From the Chicago Reader (January 1, 1992). — J.R.
It’s a critical commonplace that the only good film of William Faulkner’s work is The Tarnished Angels (from Pylon) though some critics give an additional nod to Tomorrow for Robert Duvall’s performance. I would add this 1949 adaptation of Faulkner’s early response to southern racism, improbably made at MGM, though shot mainly on location in Faulkner’s hometown of Oxford, Mississippi. Perhaps because he was a southerner himself, Clarence Brown, best known as Greta Garbo’s favorite director, brought an unusual amount of feeling and taste to the material. An uppity black man (Juano Hernandez) is accused of murder, a potential lynch mob forms as he refuses to defend himself, and a white boy he’s befriended tries to get to the bottom of what actually happened. The story is treated with an unsensationalized and unsentimentalized clarity that seems unusually sophisticated for the period, and the other cast members — David Brian, Claude Jarman Jr., Porter Hall, and Elizabeth Patterson — are almost as good as Hernandez. 87 min. (JR)
Although I couldn’t bring myself to watch all of Trump’s rally speech in Tulsa last night, I did tune into the Fox channel enough times to catch the gist of most of it. I wanted to solve the mystery about what was attractive enough to the 6200 or so mostly unmasked individuals to risk their lives and those of their friends and families in order to see and hear him rant and strut and thank everybody in person. And I think I came away with a provisional answer. (For those who missed all of it, or even some of it, I’m pasting the transcript of his endless dribble below in bold, all 28 pages of it.)
As usual, his spiel was all about grievance. The fact that he seemed to spend an eternity complaining about the media treatment of his walk down a ramp after his West Point graduation speech and his use of two hands while sipping water during the speech — what seemed like at least 15 minutes (or about four of the 28 pages) seeking to justify his behavior over just a few seconds — only proved that his inferiority complex was still the most discernible aspect of his ego, and clearly an aspect that many or most of his 6200 or so fans shared. Read more

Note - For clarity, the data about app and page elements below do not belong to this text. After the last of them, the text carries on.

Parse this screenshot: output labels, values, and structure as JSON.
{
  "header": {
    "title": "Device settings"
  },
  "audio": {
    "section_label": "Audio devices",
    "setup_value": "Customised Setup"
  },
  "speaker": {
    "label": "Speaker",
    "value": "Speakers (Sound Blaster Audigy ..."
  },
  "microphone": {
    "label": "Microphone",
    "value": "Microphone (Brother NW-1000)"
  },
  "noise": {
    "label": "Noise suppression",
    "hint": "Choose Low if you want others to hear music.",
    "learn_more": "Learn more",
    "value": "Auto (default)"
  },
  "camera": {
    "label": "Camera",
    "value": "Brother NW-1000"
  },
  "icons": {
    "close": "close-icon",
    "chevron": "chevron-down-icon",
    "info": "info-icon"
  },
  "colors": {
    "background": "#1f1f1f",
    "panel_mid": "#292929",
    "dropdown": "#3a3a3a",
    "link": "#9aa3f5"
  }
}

In retrospect, it’s amazing to me how many good films I saw in 1998 — as evidenced by my ten-best piece for the Chicago Reader, published January 8, 1999. (P.S. The still at the very end of this article is from Masumura’s Red Angel, which I’m happy to say is now available on DVD, along with most of the films on this ten-best list.)

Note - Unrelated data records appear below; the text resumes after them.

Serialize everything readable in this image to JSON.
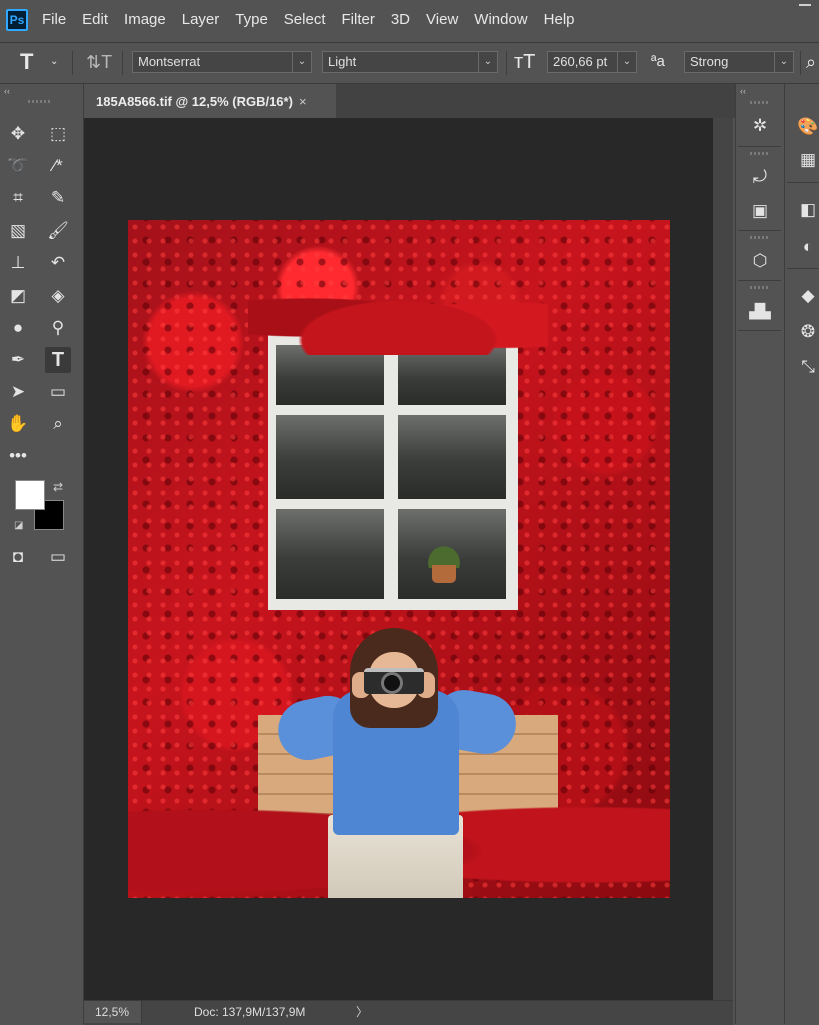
{
  "app": {
    "logo": "Ps"
  },
  "menu": [
    "File",
    "Edit",
    "Image",
    "Layer",
    "Type",
    "Select",
    "Filter",
    "3D",
    "View",
    "Window",
    "Help"
  ],
  "options": {
    "font_family": "Montserrat",
    "font_style": "Light",
    "font_size": "260,66 pt",
    "antialias": "Strong",
    "antialias_icon_label": "ªa"
  },
  "document": {
    "tab_title": "185A8566.tif @ 12,5% (RGB/16*)",
    "close_glyph": "×"
  },
  "status": {
    "zoom": "12,5%",
    "doc_info": "Doc: 137,9M/137,9M",
    "arrow": "〉"
  },
  "colors": {
    "foreground": "#ffffff",
    "background": "#000000"
  },
  "icons": {
    "tools": [
      "move-icon",
      "marquee-icon",
      "lasso-icon",
      "magic-wand-icon",
      "crop-icon",
      "eyedropper-icon",
      "healing-brush-icon",
      "brush-icon",
      "clone-stamp-icon",
      "history-brush-icon",
      "eraser-icon",
      "paint-bucket-icon",
      "blur-icon",
      "dodge-icon",
      "pen-icon",
      "type-icon",
      "path-selection-icon",
      "rectangle-icon",
      "hand-icon",
      "zoom-icon",
      "more-tools-icon",
      "quick-mask-icon",
      "screen-mode-icon"
    ],
    "panels": [
      "navigator-icon",
      "history-icon",
      "actions-icon",
      "3d-icon",
      "histogram-icon",
      "color-icon",
      "swatches-icon",
      "libraries-icon",
      "adjustments-icon",
      "layers-icon",
      "channels-icon",
      "paths-icon"
    ]
  }
}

On September 24, 2010, “The Stunner” [sic] sent me the following message on MUBI: “I found this entry on your blog, about Manoel de Oliveira’s ‘Inquietude’ on your top 10 movies of 1998:’I prefer the French and Portuguese title of this three-part feature — which my dictionary defines as ‘disturbed state’— to its English title, Anxiety.’ A better translation for ‘inquietude’, in my opinion, would be something like ‘intranquility,’ ‘agitation’, or “inquietness’ — these are all good and quite literal translations and I, being Portuguese, think they are accurate synonyms.” — J.R.

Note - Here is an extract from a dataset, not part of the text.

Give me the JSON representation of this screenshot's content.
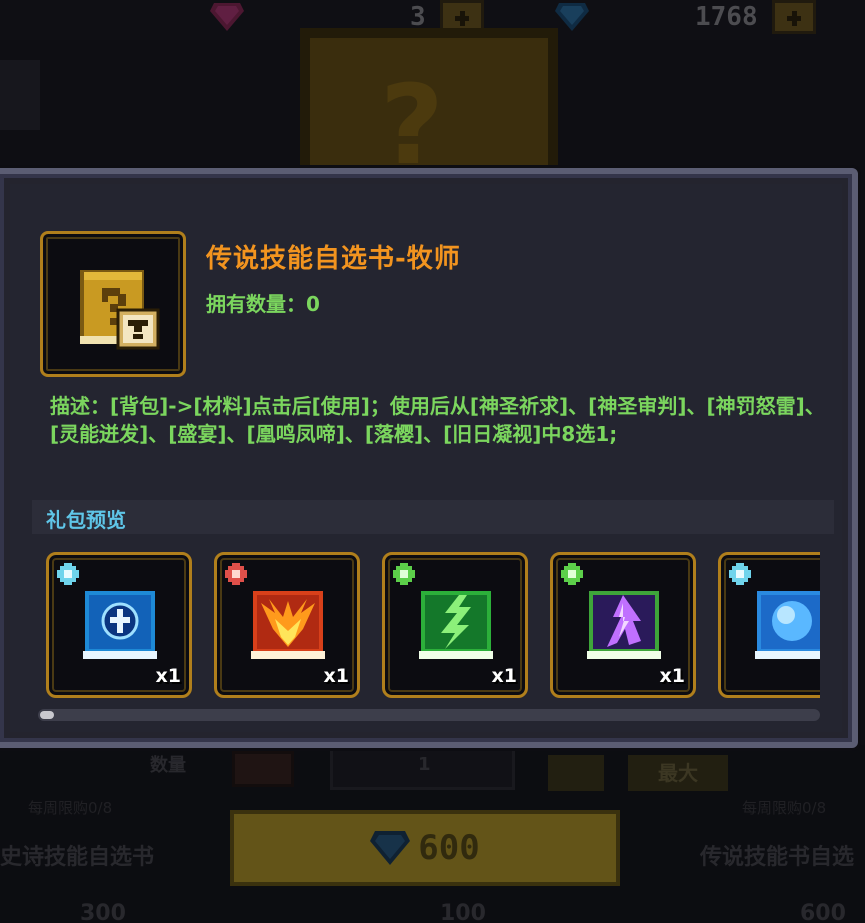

What do we mean when we declare something or someone “the best”? Last month, during my first visit to Tokyo, I served on a panel about the late Japanese master Yasujiro Ozu along with director Hou Hsiao-hsien, Hou’s principal screenwriter, the president of Tokyo University, and two French critics associated with Cahiers du Cinema. Read more